Populations across the globe, in geographical regions and countries, as well as, at the local, suburb and street level want more influence in government and corporate decision-making, particularly in matters that directly impact upon their financial security and daily lives. They want their voice to be heard!
Hearing, or not hearing, the voice of the community places the organisation in one of two categories:
The engagers or the enragers!
Governments and corporations that ignore this need are being harangued like never before – yet some of these institutions continue with the same old outmoded decision systems that exclude the community from the decision process – but stick them with the consequences.
When challenged, some governments and corporations often circle the wagons and sit out the storm.
Others are more subtle by directly ‘influencing’ the community conversation about the corporation.
Such behaviour camouflages the discontent, it does not engage!
What seems to be continually overlooked is that neither the public nor private sector organisation can survive without the support of the wider population. We see this around the globe today.
If history shows us anything, it is that engagers survive and prosper and enragers fail – sometimes spectacularly.
Who said: have your friends close and your enemies even closer! Better still, have no enemies!
Computer-based decision systems are so sophisticated now that communities from around the corner or from around the globe can be engaged in the very same decision process – and without leaving the comfort of their lounge. Thus, there is no impediment to engaging with one’s community.
How ‘engaged’ or ‘enraged’ is your client community? And, how do we measure it?
Local councils, for example, are required to survey their constituents each year on a range of measures. A rough model of the measures is presented in the figure below.
Our research suggests that a sense of engagement is predicated on the strategic alignment of the elements in the above model. Amongst other things, the community wants to see that fiscal integrity has prevailed and that their voice has been heard toward that end.
Our research also indicates that some research methodologies followed in surveying engagement may well benefit from a higher degree of methodological rigor. What’s more, those same findings suggest that engagement surveys need to be conducted over multiple years to not only identify trends, but to also to address the inbuilt ‘lag effect’.

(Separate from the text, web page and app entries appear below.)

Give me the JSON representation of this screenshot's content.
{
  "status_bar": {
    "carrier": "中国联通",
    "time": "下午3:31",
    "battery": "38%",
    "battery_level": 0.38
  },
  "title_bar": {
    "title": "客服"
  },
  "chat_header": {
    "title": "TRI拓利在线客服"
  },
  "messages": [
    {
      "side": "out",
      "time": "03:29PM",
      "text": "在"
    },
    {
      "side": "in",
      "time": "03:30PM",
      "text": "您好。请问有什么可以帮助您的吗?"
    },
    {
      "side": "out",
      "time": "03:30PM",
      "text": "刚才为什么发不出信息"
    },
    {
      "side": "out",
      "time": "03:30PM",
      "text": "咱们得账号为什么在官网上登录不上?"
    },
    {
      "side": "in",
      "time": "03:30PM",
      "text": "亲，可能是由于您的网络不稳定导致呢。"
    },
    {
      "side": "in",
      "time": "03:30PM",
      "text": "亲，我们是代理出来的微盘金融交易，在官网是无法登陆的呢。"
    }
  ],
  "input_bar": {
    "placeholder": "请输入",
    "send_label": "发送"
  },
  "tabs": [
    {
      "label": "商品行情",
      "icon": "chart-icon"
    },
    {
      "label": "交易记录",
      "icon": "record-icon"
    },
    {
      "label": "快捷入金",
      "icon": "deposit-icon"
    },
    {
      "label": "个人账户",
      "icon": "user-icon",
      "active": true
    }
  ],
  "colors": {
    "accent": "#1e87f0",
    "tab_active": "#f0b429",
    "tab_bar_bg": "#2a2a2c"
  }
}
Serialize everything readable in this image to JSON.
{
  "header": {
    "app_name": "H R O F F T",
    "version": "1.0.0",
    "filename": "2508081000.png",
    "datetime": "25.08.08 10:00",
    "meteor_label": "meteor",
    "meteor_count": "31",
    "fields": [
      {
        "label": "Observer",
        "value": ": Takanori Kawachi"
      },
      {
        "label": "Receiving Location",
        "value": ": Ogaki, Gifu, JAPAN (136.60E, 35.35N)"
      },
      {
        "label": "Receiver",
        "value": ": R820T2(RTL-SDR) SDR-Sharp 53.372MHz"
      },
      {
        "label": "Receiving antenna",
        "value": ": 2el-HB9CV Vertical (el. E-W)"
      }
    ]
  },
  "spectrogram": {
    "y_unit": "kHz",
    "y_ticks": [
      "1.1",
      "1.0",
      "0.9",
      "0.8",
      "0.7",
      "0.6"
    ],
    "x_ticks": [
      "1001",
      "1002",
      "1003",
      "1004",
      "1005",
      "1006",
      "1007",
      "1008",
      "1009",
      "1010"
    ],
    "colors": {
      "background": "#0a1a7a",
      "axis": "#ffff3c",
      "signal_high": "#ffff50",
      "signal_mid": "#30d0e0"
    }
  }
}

So: Is your organisation an engager or an enrager? And, if the latter, how do you fix it?
Oh: and how did you measure that?